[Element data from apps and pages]
▶

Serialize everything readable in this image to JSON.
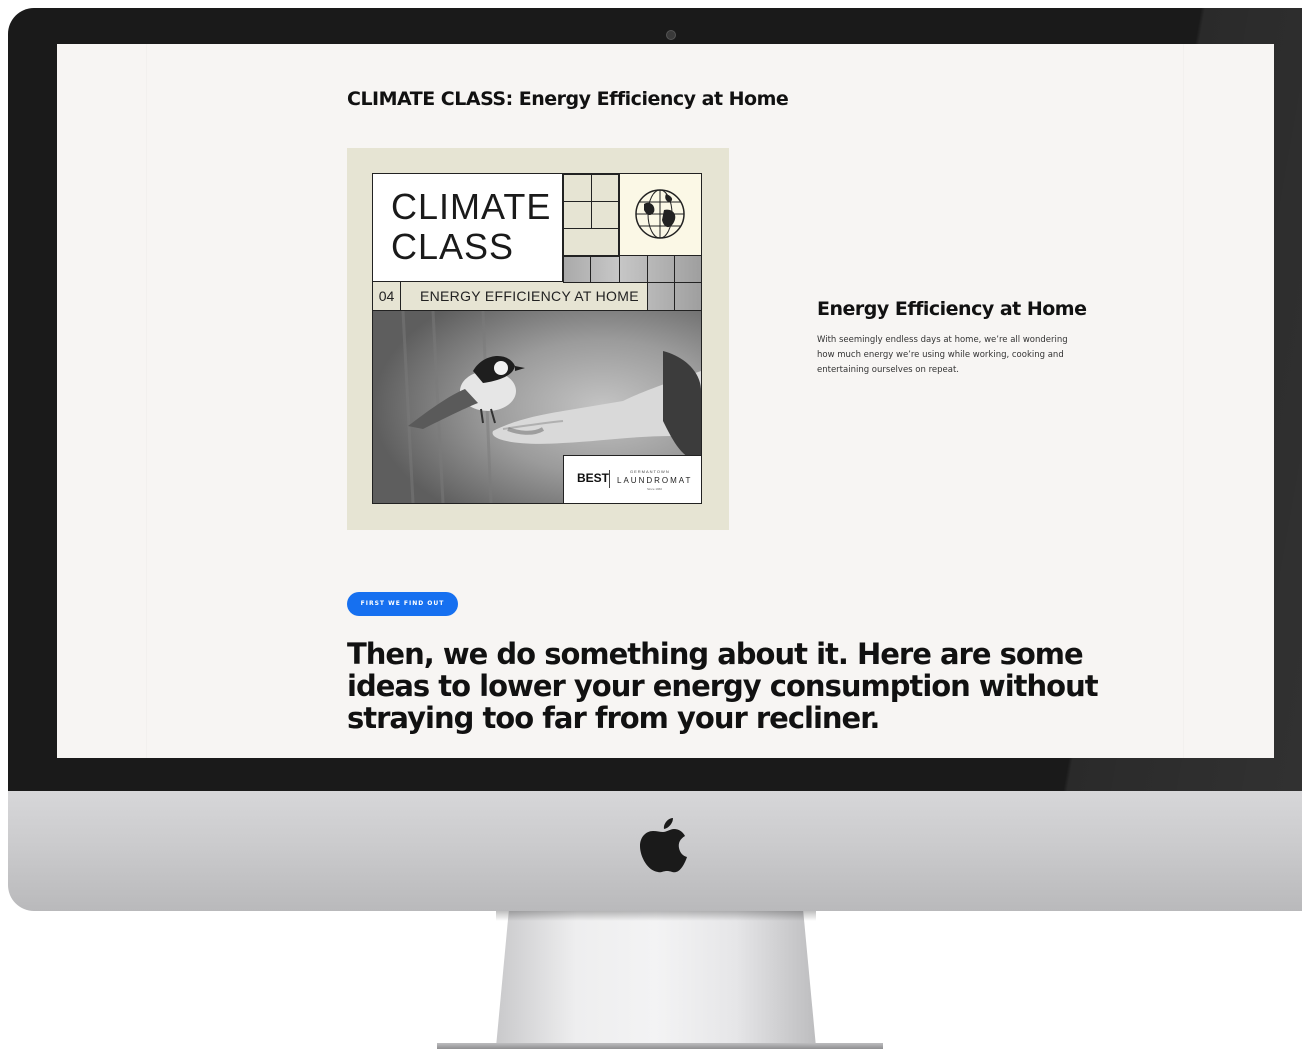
{
  "page": {
    "title": "CLIMATE CLASS: Energy Efficiency at Home"
  },
  "poster": {
    "title_line1": "CLIMATE",
    "title_line2": "CLASS",
    "episode_number": "04",
    "episode_title": "ENERGY EFFICIENCY AT HOME",
    "badge_best": "BEST",
    "badge_small": "GERMANTOWN",
    "badge_name": "LAUNDROMAT",
    "badge_since": "Since 1960",
    "icon": "globe-icon",
    "background_color": "#e6e4d3"
  },
  "feature": {
    "heading": "Energy Efficiency at Home",
    "body": "With seemingly endless days at home, we’re all wondering how much energy we’re using while working, cooking and entertaining ourselves on repeat."
  },
  "cta": {
    "label": "FIRST WE FIND OUT",
    "color": "#1670f0"
  },
  "section": {
    "heading": "Then, we do something about it. Here are some ideas to lower your energy consumption without straying too far from your recliner."
  },
  "device": {
    "logo_icon": "apple-logo-icon"
  }
}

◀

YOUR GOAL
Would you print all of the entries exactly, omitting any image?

EXERCISE OUTPUT
Serialize everything readable in this image to JSON.
{
  "page": {
    "title": "CLIMATE CLASS: Energy Efficiency at Home"
  },
  "poster": {
    "title_line1": "CLIMATE",
    "title_line2": "CLASS",
    "episode_number": "04",
    "episode_title": "ENERGY EFFICIENCY AT HOME",
    "badge_best": "BEST",
    "badge_small": "GERMANTOWN",
    "badge_name": "LAUNDROMAT",
    "badge_since": "Since 1960",
    "icon": "globe-icon",
    "background_color": "#e6e4d3"
  },
  "feature": {
    "heading": "Energy Efficiency at Home",
    "body": "With seemingly endless days at home, we’re all wondering how much energy we’re using while working, cooking and entertaining ourselves on repeat."
  },
  "cta": {
    "label": "FIRST WE FIND OUT",
    "color": "#1670f0"
  },
  "section": {
    "heading": "Then, we do something about it. Here are some ideas to lower your energy consumption without straying too far from your recliner."
  },
  "device": {
    "logo_icon": "apple-logo-icon"
  }
}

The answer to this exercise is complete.